Less Distance to Travel
Energy losses arise from more than just power outages, too. According to the Energy Information Administration, 0.87 quadrillion British thermal units (BTUs) of power are lost during transmission and distribution. When electricity has to travel across long distances, some will phase out and leak into the environment.
Community microgrids reduce these losses by placing generation infrastructure closer to the facilities it powers. With less distance to travel between points, more of the original electricity can reach its intended target. These savings may seem insignificant on their own, but they add up over time.
Community microgrids can also reduce greenhouse gas emissions by using more of the energy they generate. These areas don’t have to produce as much electricity since they use what they have more efficiently.
Assistance to Central Grids
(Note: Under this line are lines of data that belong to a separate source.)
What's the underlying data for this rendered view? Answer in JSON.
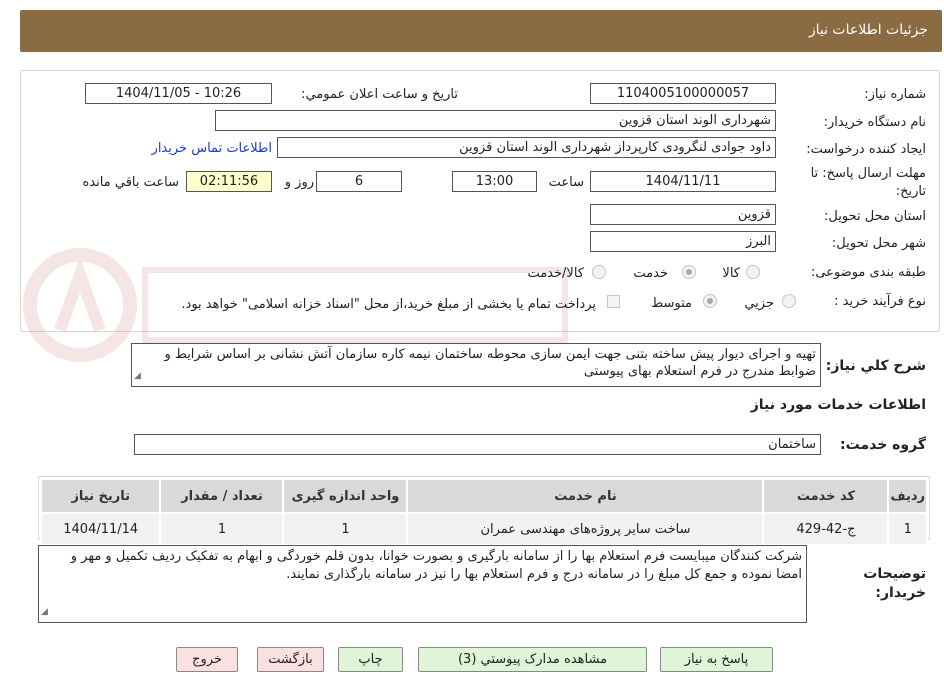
{
  "header": {
    "title": "جزئیات اطلاعات نیاز"
  },
  "fields": {
    "need_number_label": "شماره نیاز:",
    "need_number": "1104005100000057",
    "announce_label": "تاریخ و ساعت اعلان عمومي:",
    "announce_value": "1404/11/05 - 10:26",
    "buyer_org_label": "نام دستگاه خريدار:",
    "buyer_org": "شهرداری الوند استان قزوين",
    "creator_label": "ايجاد کننده درخواست:",
    "creator": "داود جوادی لنگرودی کارپرداز شهرداری الوند استان قزوين",
    "contact_link": "اطلاعات تماس خريدار",
    "deadline_label_line1": "مهلت ارسال پاسخ: تا",
    "deadline_label_line2": "تاريخ:",
    "deadline_date": "1404/11/11",
    "time_label": "ساعت",
    "deadline_time": "13:00",
    "days_value": "6",
    "days_label": "روز و",
    "remaining_value": "02:11:56",
    "remaining_label": "ساعت باقي مانده",
    "province_label": "استان محل تحويل:",
    "province": "قزوين",
    "city_label": "شهر محل تحويل:",
    "city": "البرز",
    "category_label": "طبقه بندی موضوعی:",
    "category_options": [
      "کالا",
      "خدمت",
      "کالا/خدمت"
    ],
    "category_selected": "خدمت",
    "process_label": "نوع فرآيند خريد :",
    "process_options": [
      "جزيي",
      "متوسط"
    ],
    "process_selected": "جزيي",
    "payment_note": "پرداخت تمام يا بخشی از مبلغ خريد،از محل \"اسناد خزانه اسلامی\" خواهد بود."
  },
  "description": {
    "label": "شرح کلي نياز:",
    "text": "تهيه و اجرای ديوار پيش ساخته بتنی جهت ايمن سازی محوطه ساختمان نيمه کاره سازمان آتش نشانی بر اساس شرايط و ضوابط مندرج در فرم استعلام بهای پيوستی"
  },
  "services": {
    "section_title": "اطلاعات خدمات مورد نياز",
    "group_label": "گروه خدمت:",
    "group_value": "ساختمان",
    "columns": [
      "رديف",
      "کد خدمت",
      "نام خدمت",
      "واحد اندازه گيری",
      "تعداد / مقدار",
      "تاريخ نياز"
    ],
    "rows": [
      [
        "1",
        "ج-42-429",
        "ساخت ساير پروژه‌های مهندسی عمران",
        "1",
        "1",
        "1404/11/14"
      ]
    ]
  },
  "buyer_notes": {
    "label_line1": "توضيحات",
    "label_line2": "خريدار:",
    "text": "شرکت کنندگان ميبايست فرم استعلام بها را از سامانه بارگيری و بصورت خوانا، بدون قلم خوردگی و ابهام به تفکيک رديف تکميل و مهر و امضا نموده و جمع کل مبلغ را در سامانه درج و فرم استعلام بها را نيز در سامانه بارگذاری نمايند."
  },
  "buttons": {
    "reply": "پاسخ به نياز",
    "attachments": "مشاهده مدارک پيوستي (3)",
    "print": "چاپ",
    "back": "بازگشت",
    "exit": "خروج"
  },
  "colors": {
    "header_bg": "#8a6b42",
    "remaining_bg": "#ffffcc",
    "link": "#1a3cc8"
  }
}
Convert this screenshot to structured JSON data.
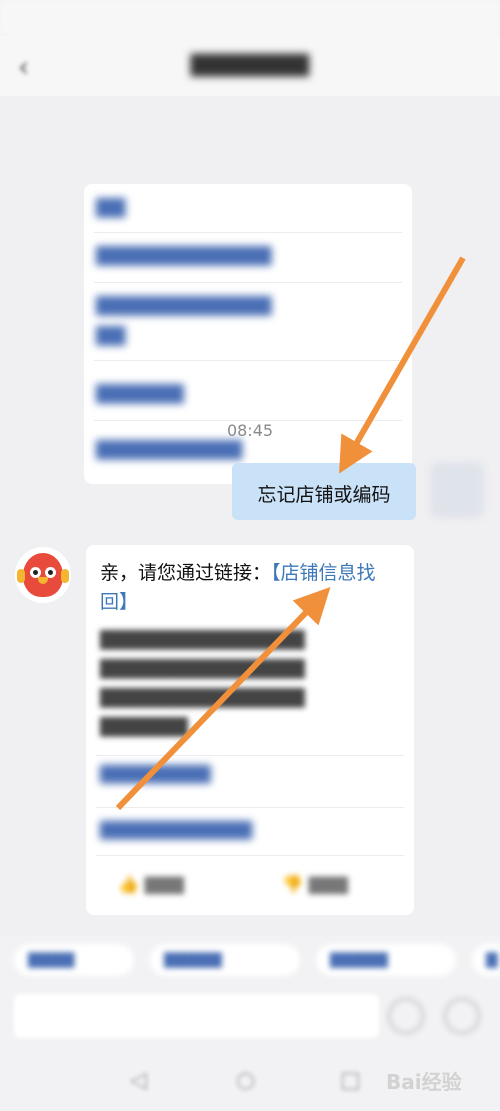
{
  "chat": {
    "timestamp": "08:45",
    "user_message": "忘记店铺或编码",
    "bot_message": {
      "text_before_link": "亲，请您通过链接：",
      "link_text": "【店铺信息找回】"
    }
  },
  "watermark": {
    "text": "Bai经验"
  },
  "colors": {
    "user_bubble": "#c9e2f8",
    "link": "#3d78b8",
    "arrow": "#f0903a"
  }
}
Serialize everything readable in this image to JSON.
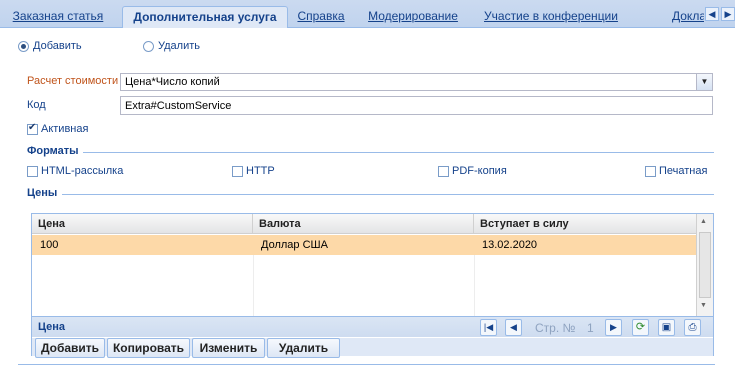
{
  "tabs": [
    {
      "label": "Заказная статья",
      "active": false
    },
    {
      "label": "Дополнительная услуга",
      "active": true
    },
    {
      "label": "Справка",
      "active": false
    },
    {
      "label": "Модерирование",
      "active": false
    },
    {
      "label": "Участие в конференции",
      "active": false
    },
    {
      "label": "Доклад",
      "active": false
    }
  ],
  "tab_nav": {
    "prev_icon": "chevron-left-icon",
    "next_icon": "chevron-right-icon"
  },
  "mode": {
    "add_label": "Добавить",
    "delete_label": "Удалить",
    "selected": "add"
  },
  "form": {
    "cost_label": "Расчет стоимости",
    "cost_value": "Цена*Число копий",
    "code_label": "Код",
    "code_value": "Extra#CustomService",
    "active_label": "Активная",
    "active_checked": true
  },
  "formats": {
    "title": "Форматы",
    "items": [
      {
        "label": "HTML-рассылка",
        "checked": false
      },
      {
        "label": "HTTP",
        "checked": false
      },
      {
        "label": "PDF-копия",
        "checked": false
      },
      {
        "label": "Печатная",
        "checked": false
      }
    ]
  },
  "prices": {
    "title": "Цены",
    "columns": [
      "Цена",
      "Валюта",
      "Вступает в силу"
    ],
    "rows": [
      {
        "price": "100",
        "currency": "Доллар США",
        "effective": "13.02.2020"
      }
    ],
    "paging": {
      "title": "Цена",
      "page_label": "Стр. №",
      "page_number": "1"
    },
    "buttons": {
      "add": "Добавить",
      "copy": "Копировать",
      "edit": "Изменить",
      "delete": "Удалить"
    }
  },
  "colors": {
    "accent": "#15428b",
    "selected_row": "#fdd9a8",
    "required_label": "#c0541b"
  }
}
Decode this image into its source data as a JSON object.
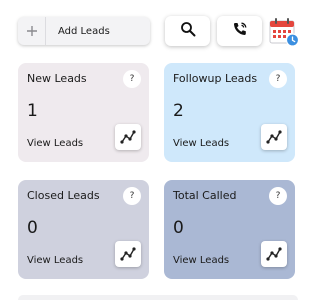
{
  "toolbar": {
    "add_leads_label": "Add Leads"
  },
  "cards": [
    {
      "title": "New Leads",
      "count": "1",
      "view_label": "View Leads",
      "help": "?"
    },
    {
      "title": "Followup Leads",
      "count": "2",
      "view_label": "View Leads",
      "help": "?"
    },
    {
      "title": "Closed Leads",
      "count": "0",
      "view_label": "View Leads",
      "help": "?"
    },
    {
      "title": "Total Called",
      "count": "0",
      "view_label": "View Leads",
      "help": "?"
    }
  ],
  "colors": {
    "new_leads_bg": "#efeaee",
    "followup_bg": "#cfe8fb",
    "closed_bg": "#cfd1de",
    "called_bg": "#aab8d4",
    "calendar_red": "#e4463d",
    "calendar_badge": "#3b8fe0"
  },
  "icons": {
    "add": "plus-icon",
    "search": "search-icon",
    "call": "phone-call-icon",
    "calendar": "calendar-icon",
    "help": "question-icon",
    "trend": "trend-chart-icon"
  }
}
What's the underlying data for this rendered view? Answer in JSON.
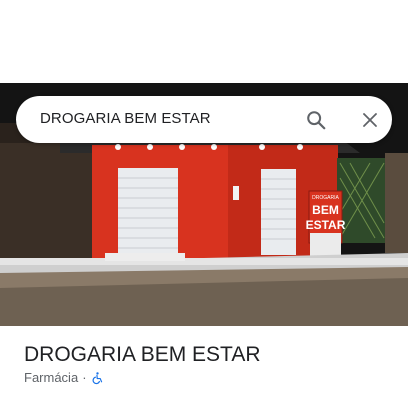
{
  "search": {
    "query": "DROGARIA BEM ESTAR",
    "search_icon": "search-icon",
    "close_icon": "close-icon"
  },
  "photo": {
    "sign_line1": "DROGARIA",
    "sign_line2": "BEM",
    "sign_line3": "ESTAR",
    "storefront_color": "#d8331f"
  },
  "place": {
    "name": "DROGARIA BEM ESTAR",
    "category": "Farmácia",
    "separator": "·",
    "accessibility_icon": "wheelchair-icon",
    "accessibility_color": "#1a73e8"
  }
}
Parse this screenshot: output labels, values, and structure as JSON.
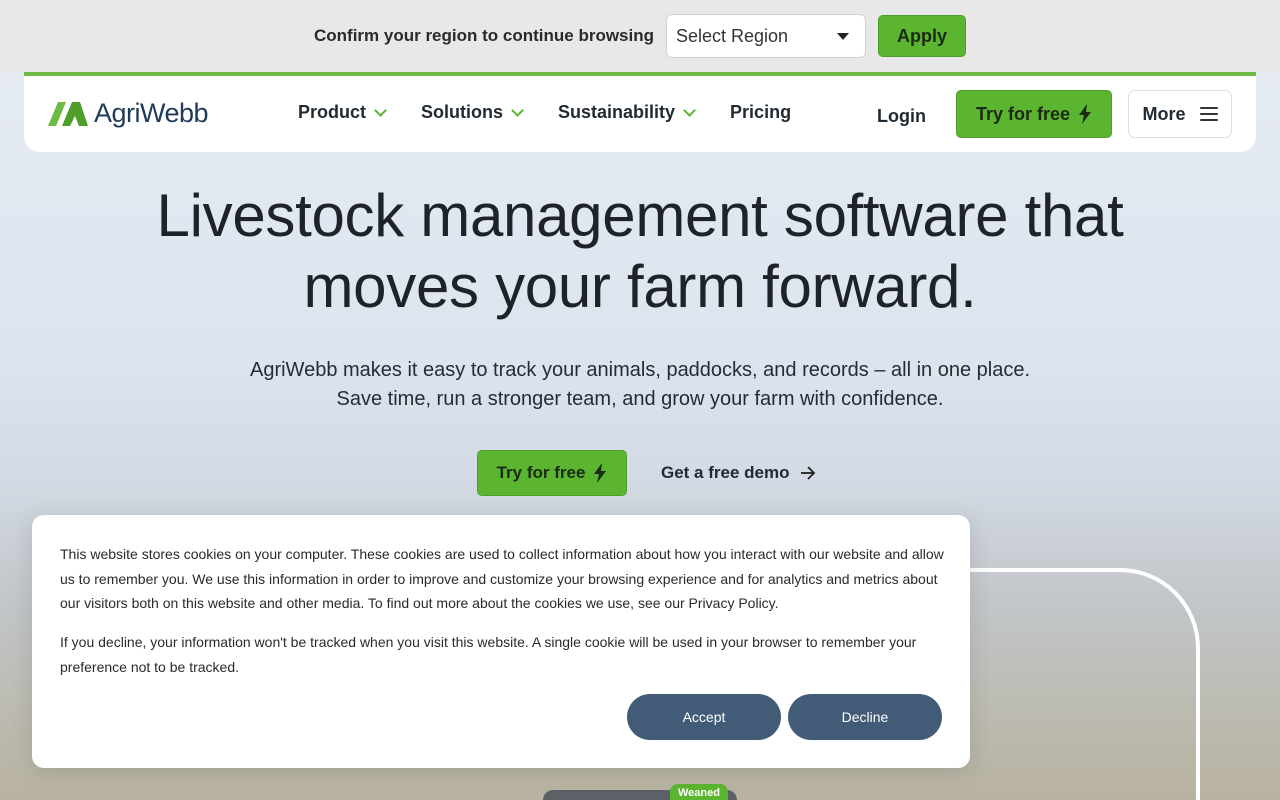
{
  "region_bar": {
    "prompt": "Confirm your region to continue browsing",
    "select_value": "Select Region",
    "apply_label": "Apply"
  },
  "header": {
    "logo_text": "AgriWebb",
    "nav": [
      "Product",
      "Solutions",
      "Sustainability",
      "Pricing"
    ],
    "login_label": "Login",
    "try_label": "Try for free",
    "more_label": "More"
  },
  "hero": {
    "title_line1": "Livestock management software that",
    "title_line2": "moves your farm forward.",
    "sub_line1": "AgriWebb makes it easy to track your animals, paddocks, and records – all in one place.",
    "sub_line2": "Save time, run a stronger team, and grow your farm with confidence.",
    "try_label": "Try for free",
    "demo_label": "Get a free demo"
  },
  "background": {
    "badge": "Weaned"
  },
  "cookie": {
    "para1": "This website stores cookies on your computer. These cookies are used to collect information about how you interact with our website and allow us to remember you. We use this information in order to improve and customize your browsing experience and for analytics and metrics about our visitors both on this website and other media. To find out more about the cookies we use, see our Privacy Policy.",
    "para2": "If you decline, your information won't be tracked when you visit this website. A single cookie will be used in your browser to remember your preference not to be tracked.",
    "accept_label": "Accept",
    "decline_label": "Decline"
  },
  "colors": {
    "brand_green": "#5cb531",
    "cookie_button": "#425b76",
    "logo_navy": "#1f3a5a"
  }
}
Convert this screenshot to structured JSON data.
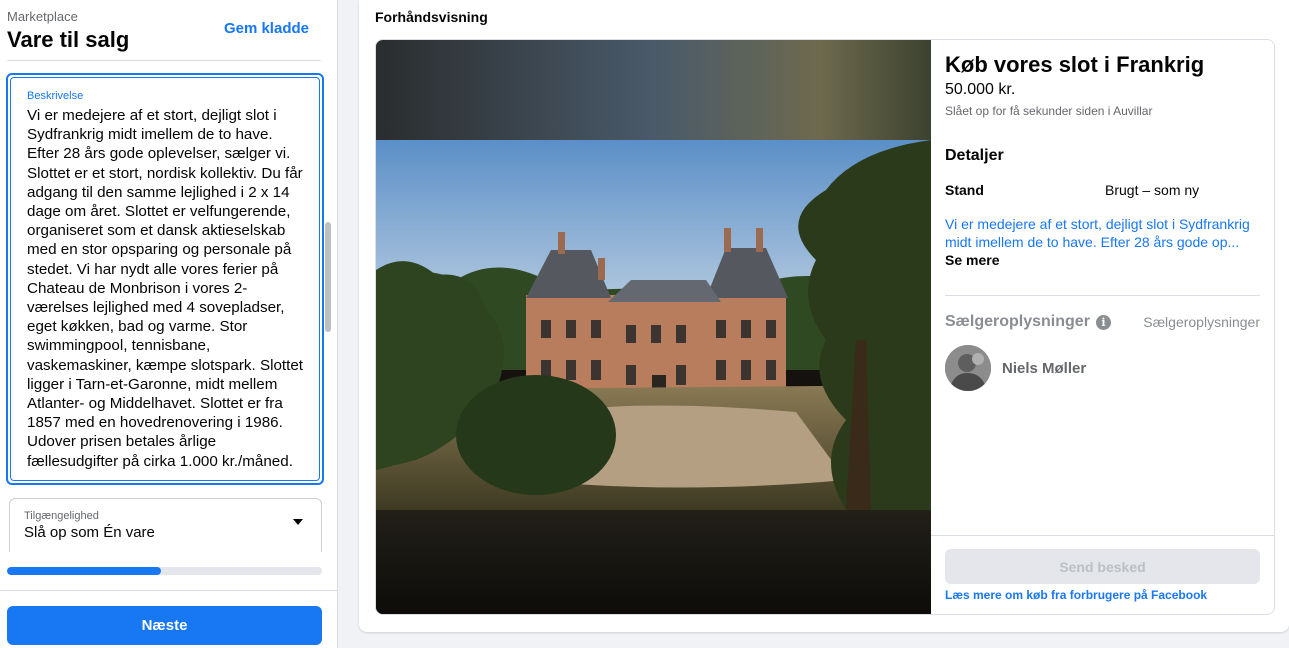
{
  "header": {
    "breadcrumb": "Marketplace",
    "title": "Vare til salg",
    "save_draft": "Gem kladde"
  },
  "form": {
    "description_label": "Beskrivelse",
    "description_value": "Vi er medejere af et stort, dejligt slot i Sydfrankrig midt imellem de to have. Efter 28 års gode oplevelser, sælger vi. Slottet er et stort, nordisk kollektiv. Du får adgang til den samme lejlighed i 2 x 14 dage om året. Slottet er velfungerende, organiseret som et dansk aktieselskab med en stor opsparing og personale på stedet. Vi har nydt alle vores ferier på Chateau de Monbrison i vores 2-værelses lejlighed med 4 sovepladser, eget køkken, bad og varme. Stor swimmingpool, tennisbane, vaskemaskiner, kæmpe slotspark. Slottet ligger i Tarn-et-Garonne, midt mellem Atlanter- og Middelhavet. Slottet er fra 1857 med en hovedrenovering i 1986. Udover prisen betales årlige fællesudgifter på cirka 1.000 kr./måned.",
    "availability_label": "Tilgængelighed",
    "availability_value": "Slå op som Én vare",
    "progress": 0.49,
    "next_label": "Næste"
  },
  "preview": {
    "section_title": "Forhåndsvisning",
    "listing_title": "Køb vores slot i Frankrig",
    "price": "50.000 kr.",
    "posted": "Slået op for få sekunder siden i Auvillar",
    "details_heading": "Detaljer",
    "condition_label": "Stand",
    "condition_value": "Brugt – som ny",
    "description_excerpt": "Vi er medejere af et stort, dejligt slot i Sydfrankrig midt imellem de to have. Efter 28 års gode op...",
    "see_more": "Se mere",
    "seller_heading": "Sælgeroplysninger",
    "seller_link": "Sælgeroplysninger",
    "seller_name": "Niels Møller",
    "send_label": "Send besked",
    "learn_more": "Læs mere om køb fra forbrugere på Facebook"
  },
  "colors": {
    "accent": "#1877f2",
    "background": "#f0f2f5",
    "disabled_button": "#e4e6eb"
  },
  "icons": {
    "dropdown": "caret-down-icon",
    "info": "info-icon"
  }
}
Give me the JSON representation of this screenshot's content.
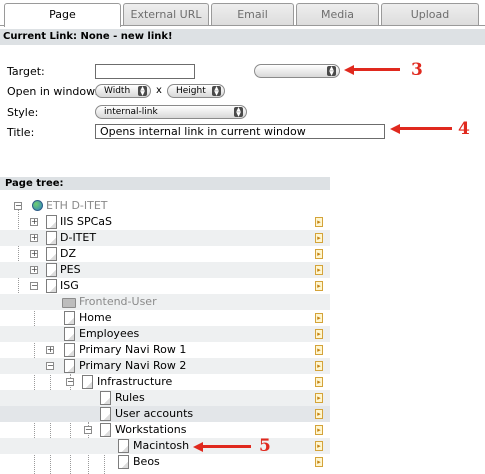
{
  "tabs": [
    {
      "label": "Page",
      "active": true
    },
    {
      "label": "External URL",
      "active": false
    },
    {
      "label": "Email",
      "active": false
    },
    {
      "label": "Media",
      "active": false
    },
    {
      "label": "Upload",
      "active": false
    }
  ],
  "current_link": "Current Link: None - new link!",
  "form": {
    "target_label": "Target:",
    "target_value": "",
    "target_select_value": "",
    "open_in_window_label": "Open in window:",
    "width_value": "Width",
    "x_sep": "x",
    "height_value": "Height",
    "style_label": "Style:",
    "style_value": "internal-link",
    "title_label": "Title:",
    "title_value": "Opens internal link in current window"
  },
  "callouts": [
    "3",
    "4",
    "5"
  ],
  "tree": {
    "header": "Page tree:",
    "nodes": [
      {
        "label": "ETH D-ITET",
        "icon": "globe-icon",
        "expander": "-",
        "grey": true,
        "go": false
      },
      {
        "label": "IIS SPCaS",
        "icon": "page-icon",
        "expander": "+",
        "grey": false,
        "go": true
      },
      {
        "label": "D-ITET",
        "icon": "page-icon",
        "expander": "+",
        "grey": false,
        "go": true
      },
      {
        "label": "DZ",
        "icon": "page-icon",
        "expander": "+",
        "grey": false,
        "go": true
      },
      {
        "label": "PES",
        "icon": "page-icon",
        "expander": "+",
        "grey": false,
        "go": true
      },
      {
        "label": "ISG",
        "icon": "page-icon",
        "expander": "-",
        "grey": false,
        "go": true
      },
      {
        "label": "Frontend-User",
        "icon": "folder-icon",
        "expander": "",
        "grey": true,
        "go": false
      },
      {
        "label": "Home",
        "icon": "page-icon",
        "expander": "",
        "grey": false,
        "go": true
      },
      {
        "label": "Employees",
        "icon": "page-icon",
        "expander": "",
        "grey": false,
        "go": true
      },
      {
        "label": "Primary Navi Row 1",
        "icon": "page-icon",
        "expander": "+",
        "grey": false,
        "go": true
      },
      {
        "label": "Primary Navi Row 2",
        "icon": "page-icon",
        "expander": "-",
        "grey": false,
        "go": true
      },
      {
        "label": "Infrastructure",
        "icon": "page-icon",
        "expander": "-",
        "grey": false,
        "go": true
      },
      {
        "label": "Rules",
        "icon": "page-icon",
        "expander": "",
        "grey": false,
        "go": true
      },
      {
        "label": "User accounts",
        "icon": "page-icon",
        "expander": "",
        "grey": false,
        "go": true
      },
      {
        "label": "Workstations",
        "icon": "page-icon",
        "expander": "-",
        "grey": false,
        "go": true
      },
      {
        "label": "Macintosh",
        "icon": "page-icon",
        "expander": "",
        "grey": false,
        "go": true
      },
      {
        "label": "Beos",
        "icon": "page-icon",
        "expander": "",
        "grey": false,
        "go": true
      }
    ]
  },
  "colors": {
    "accent": "#e0291e",
    "header_bg": "#dde1e4"
  }
}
A community microgrid can also mitigate energy losses in larger central grids. When connected to larger power networks, they can supply power if the main system fails. While they can’t sustain the entire system given their smaller size, they can support critical infrastructure, facilitating faster recoveries.
Microgrids proved their usefulness in situations like this in 2013, when severe weather knocked out a power line outside San Diego. A microgrid in town powered a gas station, library and retirement community until the San Diego Gas & Electric Co. could restore power. Without this assistance, the outage could have had far more severe consequences.
Microgrids could power critical energy facilities in other areas, making it easier for workers to restore the central grid. As a result, outages won’t last as long, minimizing energy losses.
More Efficient Energy Production
A more indirect way in which community microgrids reduce losses is by enabling more efficient electricity generation. More than 60% of electricity globally comes from fossil fuels, which release considerable amounts of heat during production. It typically dissipates into the atmosphere, becoming lost energy, but microgrids can use it.
Since end-users are closer to energy production sources in a microgrid, they can more feasibly take advantage of this heat. For example, communities could place water tanks nearby to use this radiating energy to provide heating. Alternatively, nearby buildings could construct large windows or thermal chimneys for natural ventilation.
Nearby facilities become far more energy-efficient when they capture this passive energy. They also prevent losses by using heat that a larger grid would have wasted.
Community Microgrids Improve Energy Resilience
Community microgrids often appear in discussions about improving sustainability or independence from central infrastructure. Their benefits go beyond that, though. Communities can significantly reduce energy losses by shifting to microgrids, becoming more resilient.
With fewer losses, businesses will see greater savings, and residents will enjoy more consistent energy delivery. Outages will be less common and impactful. As the world relies more heavily on electric infrastructure, these benefits become increasingly difficult to ignore.